Work order: Among the entries below, count the lines containing the string "JSON". Only the count is needed.

Records provided:
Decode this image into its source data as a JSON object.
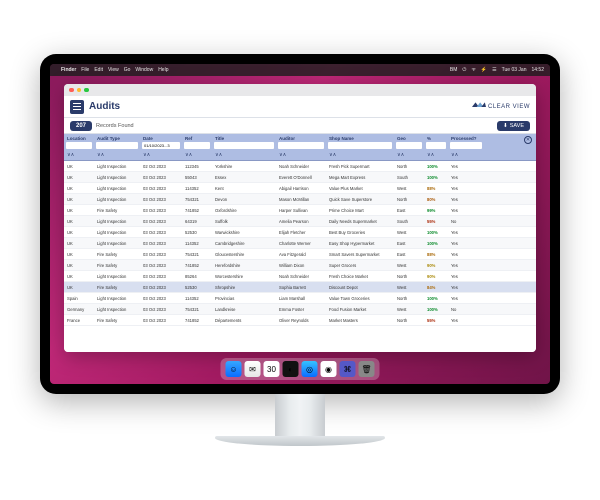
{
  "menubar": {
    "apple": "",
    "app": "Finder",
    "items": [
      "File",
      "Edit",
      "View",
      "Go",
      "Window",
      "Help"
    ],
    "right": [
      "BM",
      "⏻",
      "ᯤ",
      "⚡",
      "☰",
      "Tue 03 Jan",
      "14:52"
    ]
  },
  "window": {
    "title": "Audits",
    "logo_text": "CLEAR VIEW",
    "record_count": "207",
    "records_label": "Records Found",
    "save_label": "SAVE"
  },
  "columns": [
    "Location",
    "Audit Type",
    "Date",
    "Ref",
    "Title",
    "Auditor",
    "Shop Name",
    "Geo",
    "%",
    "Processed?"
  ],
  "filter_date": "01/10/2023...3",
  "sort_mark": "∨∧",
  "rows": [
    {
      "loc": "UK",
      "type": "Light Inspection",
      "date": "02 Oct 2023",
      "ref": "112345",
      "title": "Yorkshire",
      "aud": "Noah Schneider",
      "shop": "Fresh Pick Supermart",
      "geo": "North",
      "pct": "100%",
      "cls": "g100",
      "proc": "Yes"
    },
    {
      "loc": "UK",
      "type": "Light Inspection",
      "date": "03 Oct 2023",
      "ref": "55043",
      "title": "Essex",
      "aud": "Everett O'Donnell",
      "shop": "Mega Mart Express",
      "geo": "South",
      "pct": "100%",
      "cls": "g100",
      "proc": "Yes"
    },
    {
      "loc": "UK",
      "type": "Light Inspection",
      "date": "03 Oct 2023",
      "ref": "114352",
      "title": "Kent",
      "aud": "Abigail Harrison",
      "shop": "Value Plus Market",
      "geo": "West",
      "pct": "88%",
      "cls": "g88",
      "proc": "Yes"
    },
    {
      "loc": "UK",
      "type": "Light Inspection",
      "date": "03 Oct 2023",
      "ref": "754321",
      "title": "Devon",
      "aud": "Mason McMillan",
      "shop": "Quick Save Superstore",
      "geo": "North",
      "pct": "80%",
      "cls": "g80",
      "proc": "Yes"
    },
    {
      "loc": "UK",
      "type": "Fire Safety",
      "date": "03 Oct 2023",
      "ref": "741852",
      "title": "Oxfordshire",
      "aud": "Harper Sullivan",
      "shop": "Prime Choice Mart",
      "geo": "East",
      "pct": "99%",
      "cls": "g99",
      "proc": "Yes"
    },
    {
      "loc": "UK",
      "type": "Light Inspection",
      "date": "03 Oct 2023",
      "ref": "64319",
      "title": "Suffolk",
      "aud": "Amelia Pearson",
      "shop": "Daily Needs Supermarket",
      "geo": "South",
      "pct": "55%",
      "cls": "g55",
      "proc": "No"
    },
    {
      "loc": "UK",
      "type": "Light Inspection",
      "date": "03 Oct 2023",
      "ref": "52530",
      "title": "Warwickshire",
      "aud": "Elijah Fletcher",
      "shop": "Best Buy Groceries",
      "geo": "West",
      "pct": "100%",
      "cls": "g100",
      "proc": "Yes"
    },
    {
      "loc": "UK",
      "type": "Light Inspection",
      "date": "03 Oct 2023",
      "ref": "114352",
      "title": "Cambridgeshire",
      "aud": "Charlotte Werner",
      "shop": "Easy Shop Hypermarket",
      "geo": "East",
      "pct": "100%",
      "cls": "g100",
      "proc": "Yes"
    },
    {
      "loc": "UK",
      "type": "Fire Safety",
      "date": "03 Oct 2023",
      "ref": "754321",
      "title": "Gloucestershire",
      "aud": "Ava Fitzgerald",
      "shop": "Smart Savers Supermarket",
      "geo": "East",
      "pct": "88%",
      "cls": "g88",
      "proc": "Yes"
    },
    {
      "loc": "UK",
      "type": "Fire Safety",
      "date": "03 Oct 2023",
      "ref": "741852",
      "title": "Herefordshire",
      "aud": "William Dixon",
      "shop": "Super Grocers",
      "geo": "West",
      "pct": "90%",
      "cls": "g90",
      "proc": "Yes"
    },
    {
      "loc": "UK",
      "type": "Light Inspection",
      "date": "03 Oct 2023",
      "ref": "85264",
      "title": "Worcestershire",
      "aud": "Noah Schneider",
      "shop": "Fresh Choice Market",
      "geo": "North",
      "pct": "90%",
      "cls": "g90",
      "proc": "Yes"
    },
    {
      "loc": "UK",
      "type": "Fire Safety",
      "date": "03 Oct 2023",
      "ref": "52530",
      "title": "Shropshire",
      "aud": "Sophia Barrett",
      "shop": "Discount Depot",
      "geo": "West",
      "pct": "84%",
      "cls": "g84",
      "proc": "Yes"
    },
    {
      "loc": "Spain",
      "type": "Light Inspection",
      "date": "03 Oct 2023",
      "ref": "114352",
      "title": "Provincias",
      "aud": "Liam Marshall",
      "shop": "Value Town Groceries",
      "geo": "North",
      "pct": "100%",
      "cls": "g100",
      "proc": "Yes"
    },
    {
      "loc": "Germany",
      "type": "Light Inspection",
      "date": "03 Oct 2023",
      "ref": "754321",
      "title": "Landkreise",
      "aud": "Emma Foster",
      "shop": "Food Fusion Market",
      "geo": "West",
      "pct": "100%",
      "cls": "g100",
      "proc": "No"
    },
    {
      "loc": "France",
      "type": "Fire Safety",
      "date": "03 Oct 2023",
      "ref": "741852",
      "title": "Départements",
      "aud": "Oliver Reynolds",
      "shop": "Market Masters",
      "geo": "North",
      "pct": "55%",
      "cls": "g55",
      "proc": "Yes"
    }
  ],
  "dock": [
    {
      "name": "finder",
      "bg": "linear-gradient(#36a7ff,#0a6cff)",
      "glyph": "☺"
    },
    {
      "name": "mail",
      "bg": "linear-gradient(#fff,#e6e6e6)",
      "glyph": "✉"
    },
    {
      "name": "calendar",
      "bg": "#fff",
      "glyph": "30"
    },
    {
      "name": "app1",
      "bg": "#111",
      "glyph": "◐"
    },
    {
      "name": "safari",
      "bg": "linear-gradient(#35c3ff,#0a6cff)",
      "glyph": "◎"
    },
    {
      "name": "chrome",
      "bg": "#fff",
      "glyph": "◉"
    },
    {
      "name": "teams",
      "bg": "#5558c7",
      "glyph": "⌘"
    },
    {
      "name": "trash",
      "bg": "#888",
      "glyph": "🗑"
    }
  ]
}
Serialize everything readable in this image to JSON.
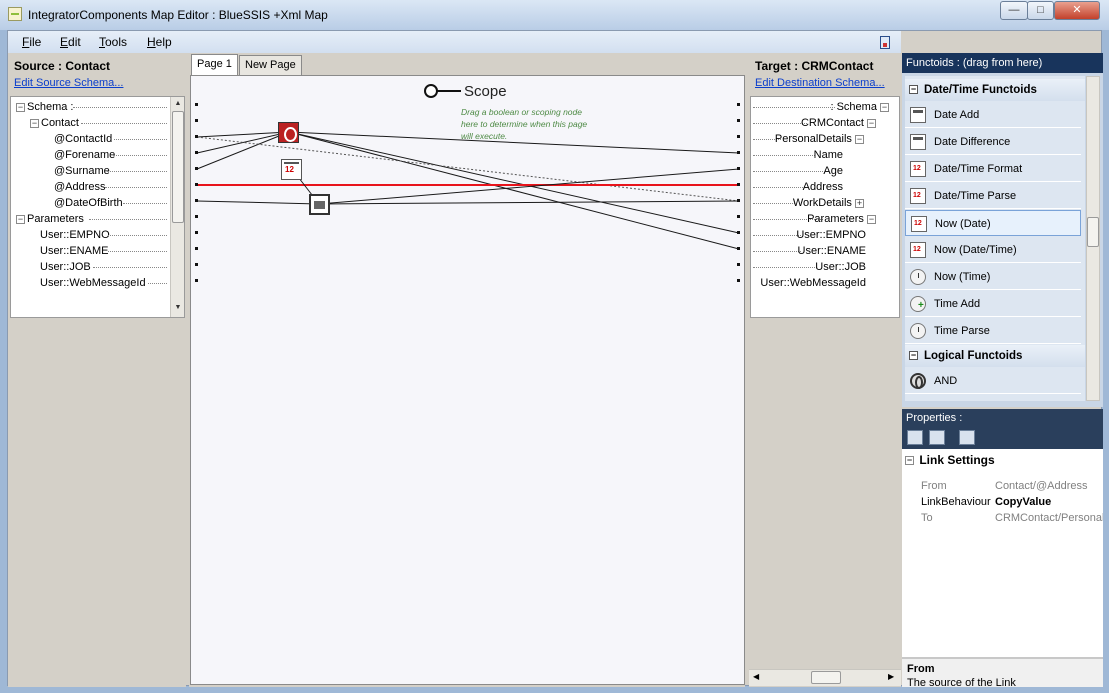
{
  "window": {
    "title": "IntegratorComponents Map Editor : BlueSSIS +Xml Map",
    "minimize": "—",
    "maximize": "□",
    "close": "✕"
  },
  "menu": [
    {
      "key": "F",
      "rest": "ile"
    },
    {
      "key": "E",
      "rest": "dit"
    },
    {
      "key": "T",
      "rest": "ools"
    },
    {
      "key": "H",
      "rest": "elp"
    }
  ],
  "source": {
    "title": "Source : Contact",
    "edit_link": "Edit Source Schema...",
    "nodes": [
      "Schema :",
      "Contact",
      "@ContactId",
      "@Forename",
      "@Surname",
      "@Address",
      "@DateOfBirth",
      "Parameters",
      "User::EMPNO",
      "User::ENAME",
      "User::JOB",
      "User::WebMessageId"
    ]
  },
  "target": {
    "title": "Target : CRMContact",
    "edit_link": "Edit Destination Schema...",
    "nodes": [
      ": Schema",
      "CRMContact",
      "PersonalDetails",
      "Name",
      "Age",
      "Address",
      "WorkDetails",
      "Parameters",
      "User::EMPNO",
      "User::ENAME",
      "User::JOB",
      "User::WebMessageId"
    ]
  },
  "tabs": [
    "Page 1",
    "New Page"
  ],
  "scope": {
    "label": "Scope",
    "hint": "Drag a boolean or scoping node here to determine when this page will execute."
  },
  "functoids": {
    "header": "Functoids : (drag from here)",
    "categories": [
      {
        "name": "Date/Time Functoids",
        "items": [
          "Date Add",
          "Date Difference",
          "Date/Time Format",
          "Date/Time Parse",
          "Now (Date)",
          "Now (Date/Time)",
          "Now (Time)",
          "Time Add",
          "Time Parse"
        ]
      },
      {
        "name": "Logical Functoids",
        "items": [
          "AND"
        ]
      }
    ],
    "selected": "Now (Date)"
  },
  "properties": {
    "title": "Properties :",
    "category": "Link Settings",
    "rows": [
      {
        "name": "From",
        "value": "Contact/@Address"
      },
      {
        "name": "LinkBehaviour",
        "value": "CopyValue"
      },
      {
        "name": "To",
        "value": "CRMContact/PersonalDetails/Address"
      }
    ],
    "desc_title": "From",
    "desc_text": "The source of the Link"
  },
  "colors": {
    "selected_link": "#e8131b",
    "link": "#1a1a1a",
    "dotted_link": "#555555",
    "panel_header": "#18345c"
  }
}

Solution to this problem: 2